Blurb: Cal McCorkle has lived in Bluewater Bay his whole life. He works two jobs to support a brother with a laundry list of psychiatric diagnoses and a great uncle with Alzheimer’s, and his personal life amounts to impersonal hookups with his boss. He’s got no time, no ambition, and no hope. All he has is family, and they’re killing him one responsibility at a time.
Avery Kennedy left Los Angeles, his family, and his sleazy boyfriend to attend a Wolf’s Landing convention, and he has no plans to return. But when he finds himself broke and car-less in Bluewater Bay, he’s worried he’ll have to slink home with his tail between his legs. Then Cal McCorkle rides to his rescue, and his urge to run away dies a quick death.
Avery may seem helpless at first, but he can charm Cal’s fractious brother, so Cal can pretty much forgive him anything. Even being adorkable. And giving him hope.

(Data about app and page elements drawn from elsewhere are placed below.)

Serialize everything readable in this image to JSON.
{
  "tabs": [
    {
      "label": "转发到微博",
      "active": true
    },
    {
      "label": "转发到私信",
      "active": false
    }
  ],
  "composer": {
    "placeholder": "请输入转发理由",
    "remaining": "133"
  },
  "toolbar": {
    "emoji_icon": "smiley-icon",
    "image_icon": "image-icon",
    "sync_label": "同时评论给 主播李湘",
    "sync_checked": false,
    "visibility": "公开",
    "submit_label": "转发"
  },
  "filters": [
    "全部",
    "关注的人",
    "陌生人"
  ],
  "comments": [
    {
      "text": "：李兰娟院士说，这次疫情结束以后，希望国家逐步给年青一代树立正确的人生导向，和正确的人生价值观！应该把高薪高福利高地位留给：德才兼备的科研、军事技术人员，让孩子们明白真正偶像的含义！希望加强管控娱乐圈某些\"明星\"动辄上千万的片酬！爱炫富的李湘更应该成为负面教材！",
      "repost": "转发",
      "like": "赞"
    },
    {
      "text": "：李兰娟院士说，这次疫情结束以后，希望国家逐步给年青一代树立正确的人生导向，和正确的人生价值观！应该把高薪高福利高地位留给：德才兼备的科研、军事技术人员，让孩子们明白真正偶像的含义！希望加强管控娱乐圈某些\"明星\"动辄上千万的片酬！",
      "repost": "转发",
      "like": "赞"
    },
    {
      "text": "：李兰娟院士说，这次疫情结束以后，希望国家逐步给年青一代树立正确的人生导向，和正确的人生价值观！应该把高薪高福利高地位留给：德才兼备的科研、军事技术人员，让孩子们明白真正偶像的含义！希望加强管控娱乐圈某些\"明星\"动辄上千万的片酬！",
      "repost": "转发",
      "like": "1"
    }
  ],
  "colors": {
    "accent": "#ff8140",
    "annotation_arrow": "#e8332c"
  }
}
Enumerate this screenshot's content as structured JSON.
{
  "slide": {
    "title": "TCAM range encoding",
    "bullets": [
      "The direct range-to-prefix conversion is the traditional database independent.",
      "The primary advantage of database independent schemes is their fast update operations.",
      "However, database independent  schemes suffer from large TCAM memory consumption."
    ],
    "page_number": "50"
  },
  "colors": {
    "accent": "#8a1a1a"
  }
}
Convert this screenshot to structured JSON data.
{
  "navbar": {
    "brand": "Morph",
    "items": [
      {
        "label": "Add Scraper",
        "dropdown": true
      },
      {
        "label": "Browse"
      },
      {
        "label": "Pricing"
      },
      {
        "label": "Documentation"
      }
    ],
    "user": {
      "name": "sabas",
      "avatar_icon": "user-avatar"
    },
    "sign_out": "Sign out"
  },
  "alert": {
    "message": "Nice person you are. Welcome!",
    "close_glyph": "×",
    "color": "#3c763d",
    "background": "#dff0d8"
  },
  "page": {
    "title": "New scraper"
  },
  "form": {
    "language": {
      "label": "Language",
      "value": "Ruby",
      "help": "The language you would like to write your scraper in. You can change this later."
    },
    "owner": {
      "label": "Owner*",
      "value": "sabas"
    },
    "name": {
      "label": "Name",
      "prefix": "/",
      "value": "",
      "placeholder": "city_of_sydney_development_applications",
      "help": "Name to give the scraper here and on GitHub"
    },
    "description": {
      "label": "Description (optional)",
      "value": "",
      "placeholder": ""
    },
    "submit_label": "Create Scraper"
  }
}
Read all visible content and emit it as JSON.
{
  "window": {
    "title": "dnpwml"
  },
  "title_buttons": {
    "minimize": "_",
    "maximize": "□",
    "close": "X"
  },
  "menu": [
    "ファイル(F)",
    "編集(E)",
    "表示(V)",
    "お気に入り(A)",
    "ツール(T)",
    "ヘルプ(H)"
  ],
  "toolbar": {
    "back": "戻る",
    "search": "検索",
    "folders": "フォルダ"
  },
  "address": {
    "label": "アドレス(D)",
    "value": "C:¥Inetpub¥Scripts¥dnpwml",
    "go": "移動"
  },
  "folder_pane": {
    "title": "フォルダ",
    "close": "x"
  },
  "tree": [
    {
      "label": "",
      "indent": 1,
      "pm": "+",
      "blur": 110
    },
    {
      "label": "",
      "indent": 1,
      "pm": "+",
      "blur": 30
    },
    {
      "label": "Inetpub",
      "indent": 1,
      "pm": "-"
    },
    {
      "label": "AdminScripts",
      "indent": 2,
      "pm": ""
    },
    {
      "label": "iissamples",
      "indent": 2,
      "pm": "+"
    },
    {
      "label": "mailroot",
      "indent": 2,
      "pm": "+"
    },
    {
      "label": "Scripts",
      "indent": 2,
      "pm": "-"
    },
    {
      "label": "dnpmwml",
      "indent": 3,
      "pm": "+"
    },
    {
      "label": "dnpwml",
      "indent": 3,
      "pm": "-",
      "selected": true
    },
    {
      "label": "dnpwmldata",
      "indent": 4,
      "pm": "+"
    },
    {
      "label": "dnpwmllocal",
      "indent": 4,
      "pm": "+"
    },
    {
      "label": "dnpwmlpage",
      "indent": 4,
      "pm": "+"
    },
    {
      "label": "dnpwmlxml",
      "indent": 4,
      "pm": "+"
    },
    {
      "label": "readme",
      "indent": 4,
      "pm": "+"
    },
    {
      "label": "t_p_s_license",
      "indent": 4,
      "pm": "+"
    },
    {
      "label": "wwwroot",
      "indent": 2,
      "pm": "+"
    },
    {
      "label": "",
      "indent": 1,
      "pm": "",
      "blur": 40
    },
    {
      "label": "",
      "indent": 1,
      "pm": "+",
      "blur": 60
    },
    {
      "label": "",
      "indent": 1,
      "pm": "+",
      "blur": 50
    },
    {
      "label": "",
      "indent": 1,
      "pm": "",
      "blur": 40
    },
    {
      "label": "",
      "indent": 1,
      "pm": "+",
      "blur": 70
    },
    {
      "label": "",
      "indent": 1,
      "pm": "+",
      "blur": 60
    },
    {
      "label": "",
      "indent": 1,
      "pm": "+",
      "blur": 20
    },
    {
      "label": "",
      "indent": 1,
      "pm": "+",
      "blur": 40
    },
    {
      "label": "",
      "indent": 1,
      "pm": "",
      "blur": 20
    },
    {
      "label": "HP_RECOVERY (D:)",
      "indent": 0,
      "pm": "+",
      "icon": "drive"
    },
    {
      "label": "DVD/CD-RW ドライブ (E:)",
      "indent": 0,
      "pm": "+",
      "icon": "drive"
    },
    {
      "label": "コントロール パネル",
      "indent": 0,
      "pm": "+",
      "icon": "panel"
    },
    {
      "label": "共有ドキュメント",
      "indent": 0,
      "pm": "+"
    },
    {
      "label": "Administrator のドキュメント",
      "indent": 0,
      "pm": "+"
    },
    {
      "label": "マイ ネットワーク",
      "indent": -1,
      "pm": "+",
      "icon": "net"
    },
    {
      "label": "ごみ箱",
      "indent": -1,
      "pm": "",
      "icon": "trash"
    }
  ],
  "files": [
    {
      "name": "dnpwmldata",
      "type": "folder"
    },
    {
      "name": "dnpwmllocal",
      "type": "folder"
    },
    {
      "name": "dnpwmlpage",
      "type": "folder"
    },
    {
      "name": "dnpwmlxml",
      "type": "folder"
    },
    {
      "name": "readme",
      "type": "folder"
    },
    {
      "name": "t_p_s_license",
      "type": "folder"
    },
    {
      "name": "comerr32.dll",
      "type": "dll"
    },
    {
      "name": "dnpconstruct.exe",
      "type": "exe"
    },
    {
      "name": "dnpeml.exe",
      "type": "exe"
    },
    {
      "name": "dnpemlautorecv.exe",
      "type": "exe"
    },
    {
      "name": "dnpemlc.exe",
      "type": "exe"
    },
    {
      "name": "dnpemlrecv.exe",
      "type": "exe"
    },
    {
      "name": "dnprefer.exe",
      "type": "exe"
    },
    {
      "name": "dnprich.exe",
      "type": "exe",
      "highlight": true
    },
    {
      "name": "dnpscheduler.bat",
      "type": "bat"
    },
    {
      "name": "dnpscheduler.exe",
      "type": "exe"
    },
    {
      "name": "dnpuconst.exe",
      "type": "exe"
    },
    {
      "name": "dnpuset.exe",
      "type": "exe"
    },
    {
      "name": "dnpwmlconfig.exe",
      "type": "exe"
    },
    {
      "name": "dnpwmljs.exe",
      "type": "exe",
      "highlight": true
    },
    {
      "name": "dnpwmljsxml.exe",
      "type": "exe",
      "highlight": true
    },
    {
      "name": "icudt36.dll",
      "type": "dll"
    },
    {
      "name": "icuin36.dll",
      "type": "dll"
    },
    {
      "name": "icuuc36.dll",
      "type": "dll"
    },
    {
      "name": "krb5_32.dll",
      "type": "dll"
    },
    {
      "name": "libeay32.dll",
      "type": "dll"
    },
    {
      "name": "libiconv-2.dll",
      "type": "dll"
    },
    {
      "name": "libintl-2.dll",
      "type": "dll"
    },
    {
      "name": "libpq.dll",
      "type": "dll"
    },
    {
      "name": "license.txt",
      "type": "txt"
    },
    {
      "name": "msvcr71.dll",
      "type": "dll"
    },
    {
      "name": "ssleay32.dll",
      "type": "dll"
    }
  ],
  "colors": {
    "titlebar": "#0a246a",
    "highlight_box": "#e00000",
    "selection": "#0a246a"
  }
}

But Cal can only promise Avery “until we can’t” — and the cost of changing that to “until forever” might be too high, however much they both want it.
Review: I just couldn’t get all wrapped up in this one. It was on the sweet side, but the meat and bones of the story just kind of didn’t work for me.
It took until nearly a quarter of the way in before our MCs even meet each other for the first time, so it started out really slow. The fact that Avery came across as a complete door mat in the very beginning had me nearly putting this down before I even got to that point.
Things got a little better after that, but I still just wasn’t all that into either character. There were lots of little things about both of them that I just didn’t like all that much. They weren’t awful, but I just didn’t really connect with them. They also felt as though they were way younger than they supposedly were. Emotional maturity just didn’t come across for me for either of them.
I especially didn’t like the fact that Avery never really stood up for himself, either with the ex or the parents. It isn’t noble or compassionate to allow someone to treat you like crap or to take your money then blame you for a bad relationship after the other person is the one that was using you and cheating on you, hence the door mat comment.
I’m also not a fan of the miraculous windfall or save at the end of a book. I want to have my characters work through their issues, not have a perfect solution just fall into their laps.
So yeah, this one was just okay.